Price of Belle Brise is between 70-100 €/bottle but there's no problem with selling it as there's great demand for it in Singapore, Hong Kong, Japan and Switzerland. Several 3-4 stars restaurant in Paris have it on wine list in many vintages.
Stunning 60 years old Armagnac tasted in 2014 from Henri-Bruno de Coincy, who also owns Chateau Belle Brise. It was made by his father. His Armagnacs can be as seductive as beautiful women. Before you know you are "trapped".
Since he was 16 years old, he's been producing fantastic Armagnac at family estate in the best part of appelation. De Coincy family has been producing Armagnac for 700 years. Armagnac here undergoes double destillation (since 1973), while most producers there use one destillation. Its name is Fontaine de Coincy and it fetches prices from 200 € and up. He's Armagnac on stock back to 19th century. In April 2013, I tasted heavenly vintages 1979, 1973 and 1954, plus incredibly aromatic and orange influenced Fleur d'Armagnac a l'Orange. Certainly, one of the very best Armagnacs ever produced!

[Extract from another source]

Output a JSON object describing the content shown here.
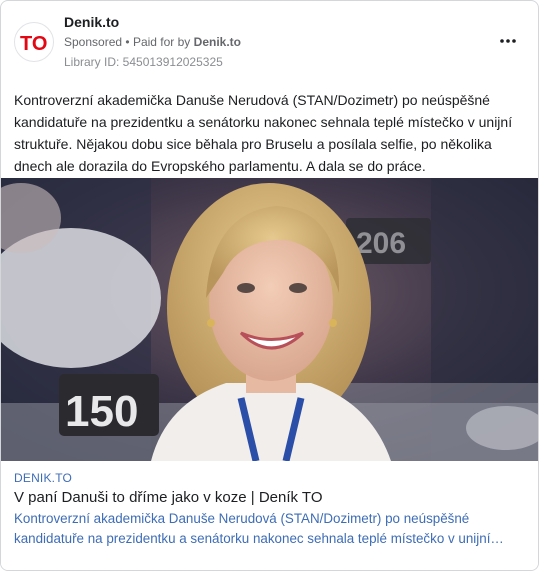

It's strange that recent books about Armagnac don't mention La Fontaine de Coincy at all. Why? It seems to be a well kept secret too for Armagnac afficionados.